“Sleep will not necessarily prevent us from ever getting sick. But not getting enough sleep may significantly worsen our immune system, leaving us more susceptible to infections such as colds, flu or COVID-19.” – Dr Nancy Huang.
Sleep is essential for our overall health.
It gives our body time to rest and helps keep our immune system strong and resilient. Sleep works on the whole body, keeping vital organs and blood vessels functioning optimally.
Sleep also helps regulate our appetite, weight, and moods and plays a vital role in supporting our daytime activities, such as attention span, memory and learning capacity.
More than ever, it’s especially important to ensure you’re getting quality sleep, as this will help fight off infections and illness.
Quality sleep and your immune system
By getting a good night’s sleep, you’re giving your body a chance to recharge its batteries.
An important part of the recharging process is your body producing and releasing cytokines, a type of protein that targets infection and inflammation.
This helps your immune systems respond to and fight off infections when they occur.
Dr Nancy Huang, Australian Unity’s Chief Medical Advisor, says without a good night’s sleep, the human body doesn’t get enough time to produce or release this protein, which could then weaken the immune system.
“Sleep will not necessarily prevent us from ever getting sick,” Dr Huang says. “But not getting enough sleep may significantly worsen our immune system, leaving us more susceptible to infections such as colds, flu or COVID-19.”
Why is sleep so important, especially among older people?
For most people, the recommended amount of sleep is seven to eight hours of good quality sleep per night. This varies for children, babies and can reduce as you get older.
For older people, quality sleep is especially important, as they are more vulnerable to contracting and having worse outcomes from COVID-19. So a robust immune system bolstered by good sleeping habits is crucial.
“Alongside the social distancing, hand and personal hygiene and travel restrictions that are recommended by federal and state governments, getting a good night sleep is something every person can do to support their immunity during this crisis,” Nancy says.
How you can improve your sleep
If you’re having trouble getting quality sleep, it’s really important to understand whether this is a short- or long-term issue.
A short-term issue for example, is one where a busy work week or other personal factors are affecting your ability to get a good night’s sleep.
For short-term issues, a good way to try to make up some lost sleep is by napping.

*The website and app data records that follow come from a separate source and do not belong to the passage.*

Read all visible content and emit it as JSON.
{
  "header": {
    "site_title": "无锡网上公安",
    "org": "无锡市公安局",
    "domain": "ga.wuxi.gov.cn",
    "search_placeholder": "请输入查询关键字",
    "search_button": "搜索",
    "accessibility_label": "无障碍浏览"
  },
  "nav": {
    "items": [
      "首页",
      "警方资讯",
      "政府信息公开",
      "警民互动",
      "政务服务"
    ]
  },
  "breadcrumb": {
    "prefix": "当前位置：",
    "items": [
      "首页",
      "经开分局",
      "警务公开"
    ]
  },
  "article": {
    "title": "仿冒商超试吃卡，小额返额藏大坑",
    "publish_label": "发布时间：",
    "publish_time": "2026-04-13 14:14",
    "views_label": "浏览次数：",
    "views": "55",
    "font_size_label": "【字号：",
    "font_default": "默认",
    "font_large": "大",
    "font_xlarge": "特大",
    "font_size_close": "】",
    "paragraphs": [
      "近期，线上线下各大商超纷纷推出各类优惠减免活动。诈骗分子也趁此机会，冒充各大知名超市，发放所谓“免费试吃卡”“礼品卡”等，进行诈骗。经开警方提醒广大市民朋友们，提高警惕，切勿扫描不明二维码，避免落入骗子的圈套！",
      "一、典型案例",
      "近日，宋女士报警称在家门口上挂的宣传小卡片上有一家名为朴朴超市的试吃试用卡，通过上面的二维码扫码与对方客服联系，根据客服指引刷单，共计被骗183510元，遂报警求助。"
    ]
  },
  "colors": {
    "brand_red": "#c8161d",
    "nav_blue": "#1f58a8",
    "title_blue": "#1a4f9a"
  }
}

Taking two naps – no longer than 30 minutes each (one in the morning and one in the afternoon) has been shown to help decrease stress and offset the short-term effects of poor sleep on the immune system.
“Even grabbing a short 20 minutes siesta at lunchtime and just before dinner can help you recover from short-term sleep deficits,” Nancy says. “But if it is a longer-term issue, then it would be useful to consult your doctor or a professional to understand whether there are contributing factors such as chronic pain, side effects of medication or other symptoms of a medical conditions such as heart, lung, hormonal or kidney diseases.”